The patient was planned for a pericardiectomy. In the operating room, routine anesthesia monitoring was attached and anesthesia administered according to the institutional protocol.
After endotracheal intubation, right internal jugular vein cannulation was attempted which resulted in negative needle aspiration repeatedly. Subsequently, ultrasound-guided right internal jugular cannulation was attempted. On imaging, it was found that right and left internal jugular veins were completely thrombosed [Figures [Figures11 and and2]2] and had little flow [Figures [Figures33 and and4]4] and the subclavian veins on both sides partly thrombosed, making them unsuitable for central venous canulation. On examination of other major veins, femoral veins were found patent and central venous catheterization was performed through right femoral vein. Hepatic vein and inferior vena cava were dilated, both of them showing sluggish flow.
A 44-year-old male had presented with productive cough, dyspnea, decreased apetite. He was diagnosed to have pulmonary tuberculosis and was started on anti-tubercular treatment. The diagnosis was later revised to MDR tuberculosis when the patient failed to respond to regular antitubercular medications. Two months into treatment, he developed swelling of right upper and lower limb and ascites. On further investigations, he was diagnosed to have chronic constrictive pericarditis and planned for pericardectomy.
As with the first case when internal jugular vein cannulation was attempted it resulted in negative needle aspiration. Subsequently, on ultrasound imaging, it was found that right internal jugular vein was completely thrombosed. Left internal jugular vein and bilateral subclavian veins were found to be patent, and venous cannulation was performed on the left side.

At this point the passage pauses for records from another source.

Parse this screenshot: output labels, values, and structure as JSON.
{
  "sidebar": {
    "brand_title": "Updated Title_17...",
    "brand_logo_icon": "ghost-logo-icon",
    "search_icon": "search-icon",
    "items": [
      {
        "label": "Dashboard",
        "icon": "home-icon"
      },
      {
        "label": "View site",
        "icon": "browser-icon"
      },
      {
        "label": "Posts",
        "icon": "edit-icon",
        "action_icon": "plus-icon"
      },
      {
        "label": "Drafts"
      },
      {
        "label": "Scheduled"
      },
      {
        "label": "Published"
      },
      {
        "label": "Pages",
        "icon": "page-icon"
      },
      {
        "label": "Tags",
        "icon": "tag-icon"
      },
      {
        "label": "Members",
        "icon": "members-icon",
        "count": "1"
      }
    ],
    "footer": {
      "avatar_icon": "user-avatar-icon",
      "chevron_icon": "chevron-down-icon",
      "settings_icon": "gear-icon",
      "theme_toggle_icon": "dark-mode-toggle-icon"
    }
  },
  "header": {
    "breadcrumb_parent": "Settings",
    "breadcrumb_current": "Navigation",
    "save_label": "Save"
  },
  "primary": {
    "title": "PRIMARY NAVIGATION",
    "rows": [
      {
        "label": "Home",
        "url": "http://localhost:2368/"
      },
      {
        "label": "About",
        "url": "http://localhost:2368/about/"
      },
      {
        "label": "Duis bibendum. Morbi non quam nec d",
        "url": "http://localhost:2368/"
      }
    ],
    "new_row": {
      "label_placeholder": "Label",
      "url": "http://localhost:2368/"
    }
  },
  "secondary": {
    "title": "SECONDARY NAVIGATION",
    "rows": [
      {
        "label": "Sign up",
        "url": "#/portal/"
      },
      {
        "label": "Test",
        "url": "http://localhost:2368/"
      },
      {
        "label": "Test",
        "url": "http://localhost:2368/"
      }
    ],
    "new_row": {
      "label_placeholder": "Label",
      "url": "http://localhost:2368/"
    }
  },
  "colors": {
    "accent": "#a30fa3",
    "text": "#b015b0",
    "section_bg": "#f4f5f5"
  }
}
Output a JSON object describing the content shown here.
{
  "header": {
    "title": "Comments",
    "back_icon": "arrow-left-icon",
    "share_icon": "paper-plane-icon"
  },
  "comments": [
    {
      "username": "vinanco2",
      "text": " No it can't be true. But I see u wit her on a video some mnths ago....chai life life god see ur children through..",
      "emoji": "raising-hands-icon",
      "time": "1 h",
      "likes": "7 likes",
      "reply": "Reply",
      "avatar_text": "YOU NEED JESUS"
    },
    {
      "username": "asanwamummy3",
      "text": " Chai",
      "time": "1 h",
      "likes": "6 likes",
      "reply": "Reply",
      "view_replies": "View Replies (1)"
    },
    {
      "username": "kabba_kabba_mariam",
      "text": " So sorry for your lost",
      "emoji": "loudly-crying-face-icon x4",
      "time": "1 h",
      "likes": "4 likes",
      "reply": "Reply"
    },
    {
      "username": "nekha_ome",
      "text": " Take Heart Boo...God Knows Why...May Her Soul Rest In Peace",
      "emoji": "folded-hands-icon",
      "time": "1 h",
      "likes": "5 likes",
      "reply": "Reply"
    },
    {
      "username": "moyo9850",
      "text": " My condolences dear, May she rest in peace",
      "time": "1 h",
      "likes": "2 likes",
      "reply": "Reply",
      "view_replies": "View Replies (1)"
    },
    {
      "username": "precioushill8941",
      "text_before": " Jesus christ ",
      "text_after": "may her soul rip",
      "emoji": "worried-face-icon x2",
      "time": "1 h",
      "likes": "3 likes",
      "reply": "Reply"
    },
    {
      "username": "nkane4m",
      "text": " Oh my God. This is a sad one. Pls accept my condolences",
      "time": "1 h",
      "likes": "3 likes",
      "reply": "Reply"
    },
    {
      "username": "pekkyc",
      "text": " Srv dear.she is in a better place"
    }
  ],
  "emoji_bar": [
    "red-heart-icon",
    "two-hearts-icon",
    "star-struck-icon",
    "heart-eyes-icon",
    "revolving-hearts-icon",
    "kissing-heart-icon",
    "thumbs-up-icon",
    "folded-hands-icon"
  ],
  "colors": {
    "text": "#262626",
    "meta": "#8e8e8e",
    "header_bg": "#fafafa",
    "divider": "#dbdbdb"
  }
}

Intracardiac thrombus secondary to constrictive pericarditis has been described. However, bilateral jugular vein thrombosis complicating chronic constrictive pericarditis remains a rare cause.
The normal pericardium is a double-layered sac that encases the heart and plays a role in ventricular filling. In the case of constrictive pericarditis, the pericardium becomes thickened and noncompliant. These pathologic changes to the pericardium cause the pressure in both ventricles to increase early in diastole, with an elevation of the end-diastolic pressure and reduction in the ventricular filling. The changes in normal heart physiology are the basis for increased central venous pressure.
Main causes of thrombi include hemostasis and endothelial injury. In constrictive pericarditis, impairment of filling of the ventricles during diastole causes hemostasis in the venous systems.
A Gogna et al. had reported deep vein thrombosis involving lower limbs, as an atypical case of tuberculosis.
Ozhan et al. reported a case of right atrial thrombi along with major venous thrombosis who had undergone successful pericardectomy.
Such patients are at risk of further complications such as the development of intracardiac thrombi, pulmonary embolism, incarceration of thrombus in tricuspid valve, and cardiac failure.
Katagiri and Tanabe reported the association of right atrial thrombus with chronic constrictive pericarditis which were successfully treated with pericardectomy and subsequent antitubercular treatment.
Early surgical thrombectomy together with standard pericardiectomy is considered the procedure of choice in such cases.
This case series serves as a reminder that venous thrombosis may involve major vessels of the upper body in patients of constrictive pericarditis. This also highlights the importance of ultrasound-guided placement of central venous catheters and the complications that can be prevented by employing ultrasound guidance.
There are no conflicts of interest.